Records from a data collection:
*** Block opens ***

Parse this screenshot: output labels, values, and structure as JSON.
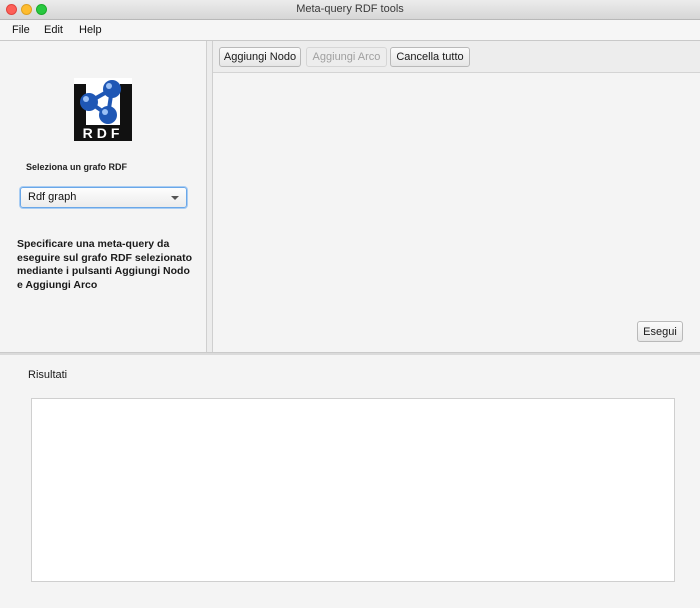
{
  "window": {
    "title": "Meta-query RDF tools"
  },
  "menu": {
    "file": "File",
    "edit": "Edit",
    "help": "Help"
  },
  "logo": {
    "text": "RDF"
  },
  "left": {
    "select_label": "Seleziona un grafo RDF",
    "graph_select_value": "Rdf graph",
    "instructions": "Specificare una meta-query da eseguire sul grafo RDF selezionato mediante i pulsanti Aggiungi Nodo e Aggiungi Arco"
  },
  "toolbar": {
    "add_node": "Aggiungi Nodo",
    "add_edge": "Aggiungi Arco",
    "clear_all": "Cancella tutto"
  },
  "canvas": {
    "run": "Esegui"
  },
  "results": {
    "label": "Risultati"
  },
  "colors": {
    "logo_blue": "#1f57b5",
    "focus": "#6aa7e8"
  }
}
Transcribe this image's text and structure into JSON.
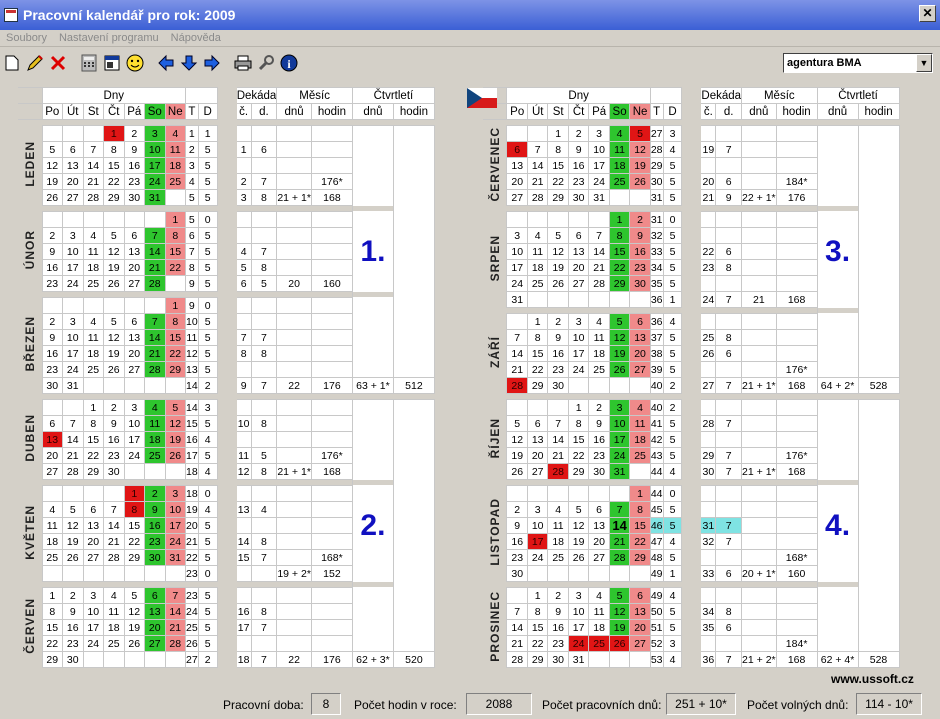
{
  "window": {
    "title": "Pracovní kalendář pro rok: 2009",
    "agency": "agentura BMA",
    "url": "www.ussoft.cz"
  },
  "menu": [
    {
      "label": "Soubory"
    },
    {
      "label": "Nastavení programu"
    },
    {
      "label": "Nápověda"
    }
  ],
  "headers": {
    "dny": "Dny",
    "dekada": "Dekáda",
    "mesic": "Měsíc",
    "ctvrtleti": "Čtvrtletí",
    "days": [
      "Po",
      "Út",
      "St",
      "Čt",
      "Pá",
      "So",
      "Ne"
    ],
    "t": "T",
    "d": "D",
    "c": "č.",
    "dd": "d.",
    "dnu": "dnů",
    "hodin": "hodin"
  },
  "colors": {
    "saturday": "#2ec52e",
    "sunday": "#f08a8a",
    "holiday": "#e01515",
    "highlight": "#7fe3e3",
    "quarter_text": "#1010c0"
  },
  "quarters": [
    {
      "label": "1.",
      "dnu": "63 + 1*",
      "hodin": "512"
    },
    {
      "label": "2.",
      "dnu": "62 + 3*",
      "hodin": "520"
    },
    {
      "label": "3.",
      "dnu": "64 + 2*",
      "hodin": "528"
    },
    {
      "label": "4.",
      "dnu": "62 + 4*",
      "hodin": "528"
    }
  ],
  "months": [
    {
      "name": "LEDEN",
      "dnu": "21 + 1*",
      "hodin": "168",
      "hodin_star": "176*",
      "hol": [
        1
      ],
      "weeks": [
        {
          "days": [
            "",
            "",
            "",
            "1",
            "2",
            "3",
            "4"
          ],
          "t": "1",
          "d": "1"
        },
        {
          "days": [
            "5",
            "6",
            "7",
            "8",
            "9",
            "10",
            "11"
          ],
          "t": "2",
          "d": "5",
          "c": "1",
          "dd": "6"
        },
        {
          "days": [
            "12",
            "13",
            "14",
            "15",
            "16",
            "17",
            "18"
          ],
          "t": "3",
          "d": "5"
        },
        {
          "days": [
            "19",
            "20",
            "21",
            "22",
            "23",
            "24",
            "25"
          ],
          "t": "4",
          "d": "5",
          "c": "2",
          "dd": "7"
        },
        {
          "days": [
            "26",
            "27",
            "28",
            "29",
            "30",
            "31",
            ""
          ],
          "t": "5",
          "d": "5",
          "c": "3",
          "dd": "8"
        }
      ]
    },
    {
      "name": "ÚNOR",
      "dnu": "20",
      "hodin": "160",
      "weeks": [
        {
          "days": [
            "",
            "",
            "",
            "",
            "",
            "",
            "1"
          ],
          "t": "5",
          "d": "0"
        },
        {
          "days": [
            "2",
            "3",
            "4",
            "5",
            "6",
            "7",
            "8"
          ],
          "t": "6",
          "d": "5"
        },
        {
          "days": [
            "9",
            "10",
            "11",
            "12",
            "13",
            "14",
            "15"
          ],
          "t": "7",
          "d": "5",
          "c": "4",
          "dd": "7"
        },
        {
          "days": [
            "16",
            "17",
            "18",
            "19",
            "20",
            "21",
            "22"
          ],
          "t": "8",
          "d": "5",
          "c": "5",
          "dd": "8"
        },
        {
          "days": [
            "23",
            "24",
            "25",
            "26",
            "27",
            "28",
            ""
          ],
          "t": "9",
          "d": "5",
          "c": "6",
          "dd": "5"
        }
      ]
    },
    {
      "name": "BŘEZEN",
      "dnu": "22",
      "hodin": "176",
      "weeks": [
        {
          "days": [
            "",
            "",
            "",
            "",
            "",
            "",
            "1"
          ],
          "t": "9",
          "d": "0"
        },
        {
          "days": [
            "2",
            "3",
            "4",
            "5",
            "6",
            "7",
            "8"
          ],
          "t": "10",
          "d": "5"
        },
        {
          "days": [
            "9",
            "10",
            "11",
            "12",
            "13",
            "14",
            "15"
          ],
          "t": "11",
          "d": "5",
          "c": "7",
          "dd": "7"
        },
        {
          "days": [
            "16",
            "17",
            "18",
            "19",
            "20",
            "21",
            "22"
          ],
          "t": "12",
          "d": "5",
          "c": "8",
          "dd": "8"
        },
        {
          "days": [
            "23",
            "24",
            "25",
            "26",
            "27",
            "28",
            "29"
          ],
          "t": "13",
          "d": "5"
        },
        {
          "days": [
            "30",
            "31",
            "",
            "",
            "",
            "",
            ""
          ],
          "t": "14",
          "d": "2",
          "c": "9",
          "dd": "7"
        }
      ]
    },
    {
      "name": "DUBEN",
      "dnu": "21 + 1*",
      "hodin": "168",
      "hodin_star": "176*",
      "hol": [
        13
      ],
      "weeks": [
        {
          "days": [
            "",
            "",
            "1",
            "2",
            "3",
            "4",
            "5"
          ],
          "t": "14",
          "d": "3"
        },
        {
          "days": [
            "6",
            "7",
            "8",
            "9",
            "10",
            "11",
            "12"
          ],
          "t": "15",
          "d": "5",
          "c": "10",
          "dd": "8"
        },
        {
          "days": [
            "13",
            "14",
            "15",
            "16",
            "17",
            "18",
            "19"
          ],
          "t": "16",
          "d": "4"
        },
        {
          "days": [
            "20",
            "21",
            "22",
            "23",
            "24",
            "25",
            "26"
          ],
          "t": "17",
          "d": "5",
          "c": "11",
          "dd": "5"
        },
        {
          "days": [
            "27",
            "28",
            "29",
            "30",
            "",
            "",
            ""
          ],
          "t": "18",
          "d": "4",
          "c": "12",
          "dd": "8"
        }
      ]
    },
    {
      "name": "KVĚTEN",
      "dnu": "19 + 2*",
      "hodin": "152",
      "hodin_star": "168*",
      "hol": [
        1,
        8
      ],
      "weeks": [
        {
          "days": [
            "",
            "",
            "",
            "",
            "1",
            "2",
            "3"
          ],
          "t": "18",
          "d": "0"
        },
        {
          "days": [
            "4",
            "5",
            "6",
            "7",
            "8",
            "9",
            "10"
          ],
          "t": "19",
          "d": "4",
          "c": "13",
          "dd": "4"
        },
        {
          "days": [
            "11",
            "12",
            "13",
            "14",
            "15",
            "16",
            "17"
          ],
          "t": "20",
          "d": "5"
        },
        {
          "days": [
            "18",
            "19",
            "20",
            "21",
            "22",
            "23",
            "24"
          ],
          "t": "21",
          "d": "5",
          "c": "14",
          "dd": "8"
        },
        {
          "days": [
            "25",
            "26",
            "27",
            "28",
            "29",
            "30",
            "31"
          ],
          "t": "22",
          "d": "5",
          "c": "15",
          "dd": "7"
        },
        {
          "days": [
            "",
            "",
            "",
            "",
            "",
            "",
            ""
          ],
          "t": "23",
          "d": "0"
        }
      ]
    },
    {
      "name": "ČERVEN",
      "dnu": "22",
      "hodin": "176",
      "weeks": [
        {
          "days": [
            "1",
            "2",
            "3",
            "4",
            "5",
            "6",
            "7"
          ],
          "t": "23",
          "d": "5"
        },
        {
          "days": [
            "8",
            "9",
            "10",
            "11",
            "12",
            "13",
            "14"
          ],
          "t": "24",
          "d": "5",
          "c": "16",
          "dd": "8"
        },
        {
          "days": [
            "15",
            "16",
            "17",
            "18",
            "19",
            "20",
            "21"
          ],
          "t": "25",
          "d": "5",
          "c": "17",
          "dd": "7"
        },
        {
          "days": [
            "22",
            "23",
            "24",
            "25",
            "26",
            "27",
            "28"
          ],
          "t": "26",
          "d": "5"
        },
        {
          "days": [
            "29",
            "30",
            "",
            "",
            "",
            "",
            ""
          ],
          "t": "27",
          "d": "2",
          "c": "18",
          "dd": "7"
        }
      ]
    },
    {
      "name": "ČERVENEC",
      "dnu": "22 + 1*",
      "hodin": "176",
      "hodin_star": "184*",
      "hol": [
        5,
        6
      ],
      "weeks": [
        {
          "days": [
            "",
            "",
            "1",
            "2",
            "3",
            "4",
            "5"
          ],
          "t": "27",
          "d": "3"
        },
        {
          "days": [
            "6",
            "7",
            "8",
            "9",
            "10",
            "11",
            "12"
          ],
          "t": "28",
          "d": "4",
          "c": "19",
          "dd": "7"
        },
        {
          "days": [
            "13",
            "14",
            "15",
            "16",
            "17",
            "18",
            "19"
          ],
          "t": "29",
          "d": "5"
        },
        {
          "days": [
            "20",
            "21",
            "22",
            "23",
            "24",
            "25",
            "26"
          ],
          "t": "30",
          "d": "5",
          "c": "20",
          "dd": "6"
        },
        {
          "days": [
            "27",
            "28",
            "29",
            "30",
            "31",
            "",
            ""
          ],
          "t": "31",
          "d": "5",
          "c": "21",
          "dd": "9"
        }
      ]
    },
    {
      "name": "SRPEN",
      "dnu": "21",
      "hodin": "168",
      "weeks": [
        {
          "days": [
            "",
            "",
            "",
            "",
            "",
            "1",
            "2"
          ],
          "t": "31",
          "d": "0"
        },
        {
          "days": [
            "3",
            "4",
            "5",
            "6",
            "7",
            "8",
            "9"
          ],
          "t": "32",
          "d": "5"
        },
        {
          "days": [
            "10",
            "11",
            "12",
            "13",
            "14",
            "15",
            "16"
          ],
          "t": "33",
          "d": "5",
          "c": "22",
          "dd": "6"
        },
        {
          "days": [
            "17",
            "18",
            "19",
            "20",
            "21",
            "22",
            "23"
          ],
          "t": "34",
          "d": "5",
          "c": "23",
          "dd": "8"
        },
        {
          "days": [
            "24",
            "25",
            "26",
            "27",
            "28",
            "29",
            "30"
          ],
          "t": "35",
          "d": "5"
        },
        {
          "days": [
            "31",
            "",
            "",
            "",
            "",
            "",
            ""
          ],
          "t": "36",
          "d": "1",
          "c": "24",
          "dd": "7"
        }
      ]
    },
    {
      "name": "ZÁŘÍ",
      "dnu": "21 + 1*",
      "hodin": "168",
      "hodin_star": "176*",
      "hol": [
        28
      ],
      "weeks": [
        {
          "days": [
            "",
            "1",
            "2",
            "3",
            "4",
            "5",
            "6"
          ],
          "t": "36",
          "d": "4"
        },
        {
          "days": [
            "7",
            "8",
            "9",
            "10",
            "11",
            "12",
            "13"
          ],
          "t": "37",
          "d": "5",
          "c": "25",
          "dd": "8"
        },
        {
          "days": [
            "14",
            "15",
            "16",
            "17",
            "18",
            "19",
            "20"
          ],
          "t": "38",
          "d": "5",
          "c": "26",
          "dd": "6"
        },
        {
          "days": [
            "21",
            "22",
            "23",
            "24",
            "25",
            "26",
            "27"
          ],
          "t": "39",
          "d": "5"
        },
        {
          "days": [
            "28",
            "29",
            "30",
            "",
            "",
            "",
            ""
          ],
          "t": "40",
          "d": "2",
          "c": "27",
          "dd": "7"
        }
      ]
    },
    {
      "name": "ŘÍJEN",
      "dnu": "21 + 1*",
      "hodin": "168",
      "hodin_star": "176*",
      "hol": [
        28
      ],
      "weeks": [
        {
          "days": [
            "",
            "",
            "",
            "1",
            "2",
            "3",
            "4"
          ],
          "t": "40",
          "d": "2"
        },
        {
          "days": [
            "5",
            "6",
            "7",
            "8",
            "9",
            "10",
            "11"
          ],
          "t": "41",
          "d": "5",
          "c": "28",
          "dd": "7"
        },
        {
          "days": [
            "12",
            "13",
            "14",
            "15",
            "16",
            "17",
            "18"
          ],
          "t": "42",
          "d": "5"
        },
        {
          "days": [
            "19",
            "20",
            "21",
            "22",
            "23",
            "24",
            "25"
          ],
          "t": "43",
          "d": "5",
          "c": "29",
          "dd": "7"
        },
        {
          "days": [
            "26",
            "27",
            "28",
            "29",
            "30",
            "31",
            ""
          ],
          "t": "44",
          "d": "4",
          "c": "30",
          "dd": "7"
        }
      ]
    },
    {
      "name": "LISTOPAD",
      "dnu": "20 + 1*",
      "hodin": "160",
      "hodin_star": "168*",
      "hol": [
        17
      ],
      "today": 14,
      "hlweek": 2,
      "weeks": [
        {
          "days": [
            "",
            "",
            "",
            "",
            "",
            "",
            "1"
          ],
          "t": "44",
          "d": "0"
        },
        {
          "days": [
            "2",
            "3",
            "4",
            "5",
            "6",
            "7",
            "8"
          ],
          "t": "45",
          "d": "5"
        },
        {
          "days": [
            "9",
            "10",
            "11",
            "12",
            "13",
            "14",
            "15"
          ],
          "t": "46",
          "d": "5",
          "c": "31",
          "dd": "7"
        },
        {
          "days": [
            "16",
            "17",
            "18",
            "19",
            "20",
            "21",
            "22"
          ],
          "t": "47",
          "d": "4",
          "c": "32",
          "dd": "7"
        },
        {
          "days": [
            "23",
            "24",
            "25",
            "26",
            "27",
            "28",
            "29"
          ],
          "t": "48",
          "d": "5"
        },
        {
          "days": [
            "30",
            "",
            "",
            "",
            "",
            "",
            ""
          ],
          "t": "49",
          "d": "1",
          "c": "33",
          "dd": "6"
        }
      ]
    },
    {
      "name": "PROSINEC",
      "dnu": "21 + 2*",
      "hodin": "168",
      "hodin_star": "184*",
      "hol": [
        24,
        25,
        26
      ],
      "weeks": [
        {
          "days": [
            "",
            "1",
            "2",
            "3",
            "4",
            "5",
            "6"
          ],
          "t": "49",
          "d": "4"
        },
        {
          "days": [
            "7",
            "8",
            "9",
            "10",
            "11",
            "12",
            "13"
          ],
          "t": "50",
          "d": "5",
          "c": "34",
          "dd": "8"
        },
        {
          "days": [
            "14",
            "15",
            "16",
            "17",
            "18",
            "19",
            "20"
          ],
          "t": "51",
          "d": "5",
          "c": "35",
          "dd": "6"
        },
        {
          "days": [
            "21",
            "22",
            "23",
            "24",
            "25",
            "26",
            "27"
          ],
          "t": "52",
          "d": "3"
        },
        {
          "days": [
            "28",
            "29",
            "30",
            "31",
            "",
            "",
            ""
          ],
          "t": "53",
          "d": "4",
          "c": "36",
          "dd": "7"
        }
      ]
    }
  ],
  "status": {
    "pracovni_doba_label": "Pracovní doba:",
    "pracovni_doba": "8",
    "hodin_label": "Počet hodin v roce:",
    "hodin": "2088",
    "prac_dnu_label": "Počet pracovních dnů:",
    "prac_dnu": "251 + 10*",
    "volnych_label": "Počet volných dnů:",
    "volnych": "114 - 10*"
  }
}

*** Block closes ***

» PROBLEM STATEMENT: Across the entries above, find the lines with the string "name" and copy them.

» RESULT OF THIS TASK:
      "name": "LEDEN",
      "name": "ÚNOR",
      "name": "BŘEZEN",
      "name": "DUBEN",
      "name": "KVĚTEN",
      "name": "ČERVEN",
      "name": "ČERVENEC",
      "name": "SRPEN",
      "name": "ZÁŘÍ",
      "name": "ŘÍJEN",
      "name": "LISTOPAD",
      "name": "PROSINEC",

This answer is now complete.